Cars have often been considered the biggest purchasing mistake young professionals could make.The reason centers around the vehicle depreciation and its comparison to investing in appreciable assets like homes and property. As a result of slowing depreciation, quality vehicles and huge selections that fit any budget, cars are becoming more attractable investment options to our generation.
A car says a lot about the person driving it; however, what you don’t see is the financial obligation that comes with the shiny new ride. Consider these options with your own research when deciding to lease or buy an automobile.
You often hear television commercials parade $199/month leasing options for 36 months with a small down payment due at signing.

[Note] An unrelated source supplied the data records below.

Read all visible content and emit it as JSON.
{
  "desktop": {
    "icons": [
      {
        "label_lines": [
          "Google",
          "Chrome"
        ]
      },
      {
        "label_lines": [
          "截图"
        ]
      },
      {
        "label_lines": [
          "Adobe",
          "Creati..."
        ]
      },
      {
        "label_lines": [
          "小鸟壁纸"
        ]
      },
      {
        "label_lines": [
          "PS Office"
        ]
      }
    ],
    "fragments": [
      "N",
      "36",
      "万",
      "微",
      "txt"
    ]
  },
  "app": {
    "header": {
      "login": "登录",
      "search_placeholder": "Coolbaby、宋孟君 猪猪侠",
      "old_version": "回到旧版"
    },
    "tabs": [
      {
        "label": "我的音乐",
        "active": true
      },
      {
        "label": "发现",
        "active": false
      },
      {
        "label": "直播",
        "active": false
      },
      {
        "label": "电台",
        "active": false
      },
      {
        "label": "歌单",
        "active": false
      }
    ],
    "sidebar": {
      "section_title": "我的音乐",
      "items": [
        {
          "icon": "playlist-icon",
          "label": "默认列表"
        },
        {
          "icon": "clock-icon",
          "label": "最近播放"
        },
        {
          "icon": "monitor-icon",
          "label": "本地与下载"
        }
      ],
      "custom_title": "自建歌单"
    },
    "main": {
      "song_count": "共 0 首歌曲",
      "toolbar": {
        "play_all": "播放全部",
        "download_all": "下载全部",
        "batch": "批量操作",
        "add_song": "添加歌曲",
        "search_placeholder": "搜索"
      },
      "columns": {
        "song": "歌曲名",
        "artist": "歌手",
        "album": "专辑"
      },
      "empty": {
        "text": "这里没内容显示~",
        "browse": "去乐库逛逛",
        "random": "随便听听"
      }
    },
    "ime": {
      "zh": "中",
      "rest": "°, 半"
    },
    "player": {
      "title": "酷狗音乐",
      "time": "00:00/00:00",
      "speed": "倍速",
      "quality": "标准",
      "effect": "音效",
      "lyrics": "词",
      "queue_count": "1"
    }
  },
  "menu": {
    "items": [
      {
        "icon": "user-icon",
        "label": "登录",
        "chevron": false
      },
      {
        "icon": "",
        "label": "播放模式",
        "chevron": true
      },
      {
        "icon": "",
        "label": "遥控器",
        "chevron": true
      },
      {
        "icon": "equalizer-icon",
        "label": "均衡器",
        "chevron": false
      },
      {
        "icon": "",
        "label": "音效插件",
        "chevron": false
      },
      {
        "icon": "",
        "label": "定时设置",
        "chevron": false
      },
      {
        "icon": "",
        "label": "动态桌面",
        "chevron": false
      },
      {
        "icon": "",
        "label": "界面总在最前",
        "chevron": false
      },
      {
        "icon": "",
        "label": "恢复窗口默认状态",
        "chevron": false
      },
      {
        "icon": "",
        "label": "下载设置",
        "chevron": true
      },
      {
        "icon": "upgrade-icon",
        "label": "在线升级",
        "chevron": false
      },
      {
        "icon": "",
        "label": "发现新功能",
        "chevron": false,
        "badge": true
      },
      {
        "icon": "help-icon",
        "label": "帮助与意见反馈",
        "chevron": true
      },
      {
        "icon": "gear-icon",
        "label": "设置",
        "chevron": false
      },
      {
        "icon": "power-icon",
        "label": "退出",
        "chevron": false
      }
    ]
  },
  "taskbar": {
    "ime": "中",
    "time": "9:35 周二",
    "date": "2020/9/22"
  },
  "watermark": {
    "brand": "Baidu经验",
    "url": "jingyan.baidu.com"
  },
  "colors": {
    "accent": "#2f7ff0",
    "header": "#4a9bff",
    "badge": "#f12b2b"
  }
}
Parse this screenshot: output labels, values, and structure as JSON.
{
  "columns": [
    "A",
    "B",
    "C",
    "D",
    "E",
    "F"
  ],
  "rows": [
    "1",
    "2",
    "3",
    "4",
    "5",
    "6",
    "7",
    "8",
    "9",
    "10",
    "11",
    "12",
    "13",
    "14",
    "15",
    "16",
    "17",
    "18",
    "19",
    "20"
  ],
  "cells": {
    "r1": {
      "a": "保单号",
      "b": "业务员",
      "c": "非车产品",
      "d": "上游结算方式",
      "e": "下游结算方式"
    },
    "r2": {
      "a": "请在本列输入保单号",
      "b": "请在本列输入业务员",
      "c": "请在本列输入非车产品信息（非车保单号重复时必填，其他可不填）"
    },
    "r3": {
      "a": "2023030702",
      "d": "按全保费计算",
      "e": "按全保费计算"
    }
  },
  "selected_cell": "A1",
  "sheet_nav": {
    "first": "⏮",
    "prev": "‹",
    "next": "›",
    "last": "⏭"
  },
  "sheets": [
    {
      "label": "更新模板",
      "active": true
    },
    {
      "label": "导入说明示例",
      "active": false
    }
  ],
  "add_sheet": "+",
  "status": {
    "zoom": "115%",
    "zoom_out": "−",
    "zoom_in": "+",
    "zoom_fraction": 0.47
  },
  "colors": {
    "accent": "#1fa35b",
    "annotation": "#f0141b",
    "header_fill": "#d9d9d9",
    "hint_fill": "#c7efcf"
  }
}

Just what a young professional wants to hear; Low monthly payments, small down payment and in 3 years you can trade for a newer vehicle.
Sweet deal for those looking to lease (rent) vehicles all their lives, but let’s say you decide to buy the car after 3 years because you loved it. Well you are now upside down in debt (owing more than it is worth). Think of it this way, most new cars priced modestly at 20-25K will run the person from $350-$550 per month depending on credit and interest rates.
So if you lease a car for the aforementioned terms, you have underpaid a minimum of $5,400 in three years add in depreciation and BOOM you have a 25K car that you still owe 18K on that is worth around 10K (email me for the math). Now you have to finance 18K to buy the car or throw away the $7,200 you paid in 36 months. OUCH either way!
Solution: Lease cars at the lease-to-own rate, not the introductory rate. This will protect you in case you decide to buy the vehicle. If you never want to own a vehicle, but prefer to drive a new vehicle, then just lease every three years. Think of it as an apartment you lease for a while just to move and lease again.
Other pitfalls: For those living in areas with minimal public transportation or long commutes to/from work, leasing will not be a good idea. Mileage penalties can become expensive and could possibly void your lease agreement.
When going to buy a vehicle you have two options; buy outright (w/cash) or finance (w/credit). If you are like most young professionals, the idea of having another loan may not be worth the headache. You are in this dilemma because you know that if you finance a new vehicle, due to student loans, your rates will be higher or you may be declined. So you look to buy a used vehicle, because your payments will be lower and you may be able to put a large down payment to have really low monthly payments.
Solution: Go with what you can afford. Having a brand new vehicle may be nice but the car payments can put a bigger strain on your financial health. There are plenty of new cars that will fit tight budgets and may be a better option to used cars. If you decided to go used, be sure it is certified used comes with the original warranty. Getting a used car without a warranty can make an affordable car unaffordable.
Until next time remember that financial responsibility is the key to financial empowerment!